Welcoming the opportunity of further development of nuclear power, participants present at this Conference expressed their views on the following aspects:

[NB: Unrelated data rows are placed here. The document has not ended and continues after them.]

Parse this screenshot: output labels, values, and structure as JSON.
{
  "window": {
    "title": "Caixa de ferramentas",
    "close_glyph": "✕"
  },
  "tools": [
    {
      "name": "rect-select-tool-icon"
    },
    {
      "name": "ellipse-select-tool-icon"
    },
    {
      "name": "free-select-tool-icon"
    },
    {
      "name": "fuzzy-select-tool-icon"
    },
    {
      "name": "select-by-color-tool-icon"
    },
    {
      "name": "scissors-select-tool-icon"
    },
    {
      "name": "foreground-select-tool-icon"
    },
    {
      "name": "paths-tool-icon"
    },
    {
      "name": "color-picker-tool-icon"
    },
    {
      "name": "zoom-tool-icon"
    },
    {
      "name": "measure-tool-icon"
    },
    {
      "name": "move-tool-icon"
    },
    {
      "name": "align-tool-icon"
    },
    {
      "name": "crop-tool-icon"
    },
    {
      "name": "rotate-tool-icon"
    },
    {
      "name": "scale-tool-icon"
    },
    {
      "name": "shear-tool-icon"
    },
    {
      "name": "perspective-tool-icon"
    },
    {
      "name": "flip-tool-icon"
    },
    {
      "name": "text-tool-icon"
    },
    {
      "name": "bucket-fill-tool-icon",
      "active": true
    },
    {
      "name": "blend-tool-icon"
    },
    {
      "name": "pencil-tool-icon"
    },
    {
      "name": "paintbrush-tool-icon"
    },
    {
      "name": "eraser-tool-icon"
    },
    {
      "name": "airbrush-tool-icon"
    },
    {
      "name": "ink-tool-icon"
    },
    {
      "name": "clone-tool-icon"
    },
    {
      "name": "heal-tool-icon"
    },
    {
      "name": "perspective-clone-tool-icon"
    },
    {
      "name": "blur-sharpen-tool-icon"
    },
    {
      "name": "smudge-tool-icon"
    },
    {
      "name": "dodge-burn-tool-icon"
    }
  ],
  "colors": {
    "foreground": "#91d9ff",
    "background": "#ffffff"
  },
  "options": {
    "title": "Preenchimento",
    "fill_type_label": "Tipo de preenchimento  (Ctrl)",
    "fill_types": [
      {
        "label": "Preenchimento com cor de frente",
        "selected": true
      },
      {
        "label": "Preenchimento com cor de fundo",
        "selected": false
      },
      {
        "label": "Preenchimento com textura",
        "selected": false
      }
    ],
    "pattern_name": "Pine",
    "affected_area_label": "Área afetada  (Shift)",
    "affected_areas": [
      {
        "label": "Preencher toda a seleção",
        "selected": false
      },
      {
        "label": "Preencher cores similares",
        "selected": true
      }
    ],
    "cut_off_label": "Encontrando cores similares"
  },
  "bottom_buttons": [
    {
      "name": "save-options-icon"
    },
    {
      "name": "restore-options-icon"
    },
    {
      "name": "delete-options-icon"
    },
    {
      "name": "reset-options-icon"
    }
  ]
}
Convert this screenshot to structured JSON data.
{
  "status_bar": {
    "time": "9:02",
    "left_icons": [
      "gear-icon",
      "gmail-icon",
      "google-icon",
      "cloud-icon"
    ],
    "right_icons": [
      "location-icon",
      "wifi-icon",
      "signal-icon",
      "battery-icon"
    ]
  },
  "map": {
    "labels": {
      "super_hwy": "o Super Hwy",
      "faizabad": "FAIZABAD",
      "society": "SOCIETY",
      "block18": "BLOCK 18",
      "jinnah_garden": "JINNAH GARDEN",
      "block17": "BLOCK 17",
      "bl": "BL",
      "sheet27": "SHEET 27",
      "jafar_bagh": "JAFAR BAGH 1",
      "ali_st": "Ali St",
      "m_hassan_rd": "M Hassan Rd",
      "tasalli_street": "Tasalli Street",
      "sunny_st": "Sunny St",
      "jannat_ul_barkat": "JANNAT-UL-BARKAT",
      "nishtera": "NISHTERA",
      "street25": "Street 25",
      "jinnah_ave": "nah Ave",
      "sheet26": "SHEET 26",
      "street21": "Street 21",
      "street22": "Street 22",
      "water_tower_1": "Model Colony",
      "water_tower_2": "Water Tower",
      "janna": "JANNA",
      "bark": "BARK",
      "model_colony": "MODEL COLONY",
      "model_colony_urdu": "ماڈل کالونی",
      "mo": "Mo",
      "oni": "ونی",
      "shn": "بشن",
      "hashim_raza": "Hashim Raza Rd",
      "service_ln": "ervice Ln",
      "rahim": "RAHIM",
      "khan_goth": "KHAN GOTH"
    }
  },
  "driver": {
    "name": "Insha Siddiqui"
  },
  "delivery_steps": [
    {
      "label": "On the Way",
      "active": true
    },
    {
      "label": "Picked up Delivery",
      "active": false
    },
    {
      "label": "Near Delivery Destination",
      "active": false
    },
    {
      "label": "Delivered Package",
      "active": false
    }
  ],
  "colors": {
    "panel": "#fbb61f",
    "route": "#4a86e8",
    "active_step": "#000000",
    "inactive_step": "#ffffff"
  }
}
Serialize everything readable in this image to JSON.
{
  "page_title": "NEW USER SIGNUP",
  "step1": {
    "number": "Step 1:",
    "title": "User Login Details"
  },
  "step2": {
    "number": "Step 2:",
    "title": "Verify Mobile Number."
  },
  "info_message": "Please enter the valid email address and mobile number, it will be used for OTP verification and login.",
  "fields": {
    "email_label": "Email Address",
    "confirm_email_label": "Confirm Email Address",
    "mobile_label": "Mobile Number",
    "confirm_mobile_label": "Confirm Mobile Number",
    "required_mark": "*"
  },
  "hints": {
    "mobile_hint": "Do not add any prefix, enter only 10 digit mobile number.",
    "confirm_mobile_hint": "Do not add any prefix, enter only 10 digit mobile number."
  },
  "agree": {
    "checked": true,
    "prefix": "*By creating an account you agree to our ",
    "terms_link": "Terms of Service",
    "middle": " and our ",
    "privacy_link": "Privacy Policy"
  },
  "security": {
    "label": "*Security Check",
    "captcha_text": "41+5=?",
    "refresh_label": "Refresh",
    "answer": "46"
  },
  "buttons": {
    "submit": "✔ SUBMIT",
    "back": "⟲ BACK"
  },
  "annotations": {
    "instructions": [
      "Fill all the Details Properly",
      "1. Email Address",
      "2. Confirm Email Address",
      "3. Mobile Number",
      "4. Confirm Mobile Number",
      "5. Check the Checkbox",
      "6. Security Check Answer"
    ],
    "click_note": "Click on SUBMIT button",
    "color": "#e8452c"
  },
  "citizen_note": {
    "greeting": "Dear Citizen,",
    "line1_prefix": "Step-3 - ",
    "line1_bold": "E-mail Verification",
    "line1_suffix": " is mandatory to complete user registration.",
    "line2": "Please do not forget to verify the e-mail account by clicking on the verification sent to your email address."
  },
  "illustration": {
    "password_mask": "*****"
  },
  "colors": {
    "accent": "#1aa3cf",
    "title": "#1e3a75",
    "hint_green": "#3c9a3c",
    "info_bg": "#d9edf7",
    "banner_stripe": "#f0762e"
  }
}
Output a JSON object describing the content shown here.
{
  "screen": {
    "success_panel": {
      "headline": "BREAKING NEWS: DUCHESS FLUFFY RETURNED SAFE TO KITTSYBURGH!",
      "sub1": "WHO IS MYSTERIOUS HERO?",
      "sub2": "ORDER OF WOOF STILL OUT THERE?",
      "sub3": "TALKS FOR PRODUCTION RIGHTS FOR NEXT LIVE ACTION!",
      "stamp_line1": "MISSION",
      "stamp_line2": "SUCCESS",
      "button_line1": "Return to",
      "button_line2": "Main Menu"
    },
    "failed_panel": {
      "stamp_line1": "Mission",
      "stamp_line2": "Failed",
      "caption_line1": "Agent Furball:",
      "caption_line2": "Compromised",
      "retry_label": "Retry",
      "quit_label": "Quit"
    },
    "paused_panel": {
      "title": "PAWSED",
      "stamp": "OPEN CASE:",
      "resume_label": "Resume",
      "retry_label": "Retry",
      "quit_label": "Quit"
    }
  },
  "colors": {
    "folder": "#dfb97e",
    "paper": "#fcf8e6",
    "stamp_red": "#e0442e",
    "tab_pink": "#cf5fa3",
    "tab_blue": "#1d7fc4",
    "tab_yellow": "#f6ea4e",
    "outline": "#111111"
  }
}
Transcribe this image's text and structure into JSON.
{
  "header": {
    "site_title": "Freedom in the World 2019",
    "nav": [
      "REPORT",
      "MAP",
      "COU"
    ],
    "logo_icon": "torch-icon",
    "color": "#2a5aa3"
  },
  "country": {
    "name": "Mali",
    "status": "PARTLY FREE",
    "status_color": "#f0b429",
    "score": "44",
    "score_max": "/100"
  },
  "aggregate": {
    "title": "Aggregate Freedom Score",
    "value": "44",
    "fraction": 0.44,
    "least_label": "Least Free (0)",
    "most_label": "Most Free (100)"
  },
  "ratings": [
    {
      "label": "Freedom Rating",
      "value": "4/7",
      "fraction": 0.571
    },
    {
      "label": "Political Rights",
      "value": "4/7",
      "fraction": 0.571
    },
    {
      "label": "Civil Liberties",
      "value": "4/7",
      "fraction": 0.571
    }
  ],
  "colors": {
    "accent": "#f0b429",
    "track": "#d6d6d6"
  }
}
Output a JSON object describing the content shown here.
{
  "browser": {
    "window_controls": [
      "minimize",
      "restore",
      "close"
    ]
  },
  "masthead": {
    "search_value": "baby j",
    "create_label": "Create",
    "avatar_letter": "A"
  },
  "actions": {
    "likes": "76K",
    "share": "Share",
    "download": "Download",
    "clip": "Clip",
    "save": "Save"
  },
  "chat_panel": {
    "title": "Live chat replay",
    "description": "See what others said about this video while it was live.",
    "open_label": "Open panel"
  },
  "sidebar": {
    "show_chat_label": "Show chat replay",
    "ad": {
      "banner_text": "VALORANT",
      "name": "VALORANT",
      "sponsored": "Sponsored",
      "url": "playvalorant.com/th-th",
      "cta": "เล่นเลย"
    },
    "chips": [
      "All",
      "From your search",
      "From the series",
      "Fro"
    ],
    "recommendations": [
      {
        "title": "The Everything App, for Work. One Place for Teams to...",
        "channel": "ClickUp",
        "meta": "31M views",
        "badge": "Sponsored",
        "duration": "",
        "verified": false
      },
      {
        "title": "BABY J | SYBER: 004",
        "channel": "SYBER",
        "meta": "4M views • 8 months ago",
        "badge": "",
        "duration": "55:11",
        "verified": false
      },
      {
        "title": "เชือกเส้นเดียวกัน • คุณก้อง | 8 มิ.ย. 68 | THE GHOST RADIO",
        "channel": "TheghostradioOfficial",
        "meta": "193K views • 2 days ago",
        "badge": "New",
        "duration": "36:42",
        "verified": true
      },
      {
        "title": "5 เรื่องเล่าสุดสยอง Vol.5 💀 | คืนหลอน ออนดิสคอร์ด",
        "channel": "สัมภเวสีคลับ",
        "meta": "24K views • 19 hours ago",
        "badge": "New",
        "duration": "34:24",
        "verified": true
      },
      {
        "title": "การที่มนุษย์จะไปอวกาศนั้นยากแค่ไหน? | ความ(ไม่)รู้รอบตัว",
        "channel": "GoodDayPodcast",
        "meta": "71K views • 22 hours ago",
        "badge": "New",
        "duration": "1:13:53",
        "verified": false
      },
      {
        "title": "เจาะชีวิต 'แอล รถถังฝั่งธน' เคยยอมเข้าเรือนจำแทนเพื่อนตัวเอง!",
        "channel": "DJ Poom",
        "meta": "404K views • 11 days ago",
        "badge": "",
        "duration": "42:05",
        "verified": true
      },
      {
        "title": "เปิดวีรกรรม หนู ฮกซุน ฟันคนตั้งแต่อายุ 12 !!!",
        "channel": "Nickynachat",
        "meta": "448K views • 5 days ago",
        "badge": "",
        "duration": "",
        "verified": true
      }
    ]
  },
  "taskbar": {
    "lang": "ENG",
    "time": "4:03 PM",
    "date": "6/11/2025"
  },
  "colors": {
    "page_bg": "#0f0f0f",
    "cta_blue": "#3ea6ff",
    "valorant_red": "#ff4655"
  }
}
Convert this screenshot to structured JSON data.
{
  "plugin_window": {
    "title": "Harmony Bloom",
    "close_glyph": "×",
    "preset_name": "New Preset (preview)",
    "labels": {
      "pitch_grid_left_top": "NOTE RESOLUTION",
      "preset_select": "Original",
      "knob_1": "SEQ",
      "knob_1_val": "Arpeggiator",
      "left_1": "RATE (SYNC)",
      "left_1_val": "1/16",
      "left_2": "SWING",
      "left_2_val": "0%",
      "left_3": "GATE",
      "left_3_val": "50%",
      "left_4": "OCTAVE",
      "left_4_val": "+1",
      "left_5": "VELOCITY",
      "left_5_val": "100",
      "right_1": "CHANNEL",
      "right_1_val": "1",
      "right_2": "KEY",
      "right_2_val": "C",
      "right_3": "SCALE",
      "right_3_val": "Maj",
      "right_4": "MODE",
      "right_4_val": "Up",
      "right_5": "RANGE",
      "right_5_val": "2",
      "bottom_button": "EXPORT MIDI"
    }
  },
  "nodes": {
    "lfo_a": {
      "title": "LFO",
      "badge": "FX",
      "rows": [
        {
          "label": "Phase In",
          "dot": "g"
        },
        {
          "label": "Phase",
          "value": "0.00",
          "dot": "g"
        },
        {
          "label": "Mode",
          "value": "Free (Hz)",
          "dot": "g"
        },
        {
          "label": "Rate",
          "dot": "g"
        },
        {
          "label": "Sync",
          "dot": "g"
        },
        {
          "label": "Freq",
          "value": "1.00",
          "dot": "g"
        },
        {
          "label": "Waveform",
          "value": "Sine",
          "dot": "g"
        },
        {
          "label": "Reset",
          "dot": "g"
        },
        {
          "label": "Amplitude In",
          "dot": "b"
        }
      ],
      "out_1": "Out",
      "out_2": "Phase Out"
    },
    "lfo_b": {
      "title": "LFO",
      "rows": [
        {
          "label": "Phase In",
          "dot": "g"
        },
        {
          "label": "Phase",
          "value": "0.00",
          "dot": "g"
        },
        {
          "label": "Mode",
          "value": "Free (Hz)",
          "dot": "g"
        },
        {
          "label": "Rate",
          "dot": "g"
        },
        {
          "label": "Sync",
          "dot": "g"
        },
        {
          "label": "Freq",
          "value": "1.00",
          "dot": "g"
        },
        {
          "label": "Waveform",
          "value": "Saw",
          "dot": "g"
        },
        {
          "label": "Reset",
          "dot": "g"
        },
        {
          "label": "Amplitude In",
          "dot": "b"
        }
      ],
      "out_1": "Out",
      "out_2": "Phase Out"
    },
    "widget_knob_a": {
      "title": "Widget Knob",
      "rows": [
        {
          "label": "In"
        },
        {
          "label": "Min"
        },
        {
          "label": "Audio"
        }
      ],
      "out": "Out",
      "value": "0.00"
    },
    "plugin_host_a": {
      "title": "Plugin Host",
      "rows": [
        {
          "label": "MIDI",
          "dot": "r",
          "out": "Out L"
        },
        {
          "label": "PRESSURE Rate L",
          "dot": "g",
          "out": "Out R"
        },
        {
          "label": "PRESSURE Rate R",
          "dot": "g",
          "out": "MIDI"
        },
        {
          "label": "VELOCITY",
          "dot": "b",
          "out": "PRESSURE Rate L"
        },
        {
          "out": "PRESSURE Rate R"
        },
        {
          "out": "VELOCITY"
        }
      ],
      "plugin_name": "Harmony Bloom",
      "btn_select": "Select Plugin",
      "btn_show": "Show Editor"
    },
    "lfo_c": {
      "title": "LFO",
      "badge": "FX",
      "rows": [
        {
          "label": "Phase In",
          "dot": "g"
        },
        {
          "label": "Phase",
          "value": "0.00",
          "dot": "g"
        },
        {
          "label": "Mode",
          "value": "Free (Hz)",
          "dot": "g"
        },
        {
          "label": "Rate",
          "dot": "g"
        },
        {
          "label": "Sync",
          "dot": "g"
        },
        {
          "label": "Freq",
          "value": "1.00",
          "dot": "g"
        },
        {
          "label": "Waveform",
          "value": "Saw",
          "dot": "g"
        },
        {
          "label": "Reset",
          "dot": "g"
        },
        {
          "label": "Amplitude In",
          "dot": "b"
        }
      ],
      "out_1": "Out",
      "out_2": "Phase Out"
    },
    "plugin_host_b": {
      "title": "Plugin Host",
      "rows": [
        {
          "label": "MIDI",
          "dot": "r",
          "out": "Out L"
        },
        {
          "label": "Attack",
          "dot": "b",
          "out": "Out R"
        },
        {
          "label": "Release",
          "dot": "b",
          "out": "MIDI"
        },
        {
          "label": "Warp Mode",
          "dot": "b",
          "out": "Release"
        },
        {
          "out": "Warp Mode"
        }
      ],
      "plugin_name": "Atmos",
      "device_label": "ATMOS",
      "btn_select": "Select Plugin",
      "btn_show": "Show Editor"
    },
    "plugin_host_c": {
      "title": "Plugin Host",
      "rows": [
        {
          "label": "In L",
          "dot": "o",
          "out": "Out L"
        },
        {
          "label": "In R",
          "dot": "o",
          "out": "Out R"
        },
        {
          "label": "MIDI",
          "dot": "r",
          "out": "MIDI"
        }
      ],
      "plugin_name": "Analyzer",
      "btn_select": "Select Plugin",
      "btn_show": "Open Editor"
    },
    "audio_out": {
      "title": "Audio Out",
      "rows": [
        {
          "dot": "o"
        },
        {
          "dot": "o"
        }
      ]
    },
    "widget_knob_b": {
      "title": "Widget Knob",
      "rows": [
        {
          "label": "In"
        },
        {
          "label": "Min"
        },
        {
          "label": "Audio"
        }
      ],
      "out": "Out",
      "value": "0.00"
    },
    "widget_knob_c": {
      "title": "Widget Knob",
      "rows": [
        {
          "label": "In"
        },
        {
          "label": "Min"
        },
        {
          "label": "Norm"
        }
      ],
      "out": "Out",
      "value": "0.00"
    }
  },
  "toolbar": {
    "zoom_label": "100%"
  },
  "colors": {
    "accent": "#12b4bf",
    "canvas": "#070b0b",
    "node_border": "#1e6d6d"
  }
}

  • The international non-proliferation efforts should be strengthened and States must comply with their respective non-proliferation obligations, strengthen their export controls and enhance their cooperation with the IAEA to ensure the implementation of their respective IAEA safeguards obligations. International cooperation in these areas should be reinforced.
  • The operating nuclear power plants in the world have maintained an excellent safety record. The continuing safe operation of the current fleet of nuclear power reactors is essential for continued confidence in the use of nuclear technology. All States having or developing a nuclear power program should give high priority to ensuring safety. In addition, states should develop and maintain appropriate effective physical protection measures, with due regard to IAEA guidance. To this end, international cooperation and communication on nuclear safety and security should be encouraged.
  • Consideration should be given to measures that will help to ensure reliable access to nuclear fuel supply, while maintaining the normal operation of the international nuclear fuel market. The international community should conduct in-depth discussions and thorough analysis of the technical, legal, political and economic aspects of proposals to establish multilateral nuclear fuel cycle mechanisms for reliable access to nuclear fuel cycle services under the auspices of IAEA. The Director General of the IAEA expressed his hope to bring proposals to the June Board.
  • The safe management of spent fuel, which for some countries includes reprocessing and recycling, as well as the disposal of radioactive waste are of great importance for the sustainable development of nuclear power. Each State remains responsible for the management of its spent fuel and radioactive waste. The participants encourage international cooperation in these fields. Each State should take appropriate steps to ensure that adequate financial resources are available to support the safety of nuclear installations throughout their life, including during the decommissioning phase, and the safety of the management of spent fuel and radioactive waste.
  • Countries developing nuclear power programmes are responsible for the development of the necessary infrastructure. Some countries, including developing countries, may seek assistance and support from countries with existing infrastructures and capability. Support should be given to the developing countries to help them to address their particular needs and responsibilities in the development of necessary infrastructures. Specific support could include, inter alia, helping with how to establish laws and regulatory frameworks, supporting training and the development of the understanding of nuclear technology and the technical options, and facilitating and supporting financing of new nuclear power plants.
  • International cooperation should be continually strengthened to carry forward research and development of advanced nuclear technologies. While further enhancing the safety, security and proliferation resistance of nuclear power plants, technology developers should pay due attention to the economic competitiveness of nuclear power in accordance with the needs of both developing and developed countries.
  • The Secretary General of OECD and other participants expressed the view that nuclear energy should have an important role to play in post Kyoto flexibility mechanisms.

To conclude, the progress made by the nuclear industry since the 2005 Paris Conference has been significant, as indicated by the number of countries expressing interest in new nuclear plants. The IAEA plays an essential role in assisting States to develop the use of nuclear energy for peaceful purposes. The IAEA was encouraged to continue its international cooperation with Member States and international organizations such as the OECD/NEA. In this regard, participants are looking forward to a further conference at the Ministerial level in another four years, which would be a valuable step in the direction of developing the support and assurance by all countries involved in the peaceful uses of nuclear energy.

Last update: 27 October 2014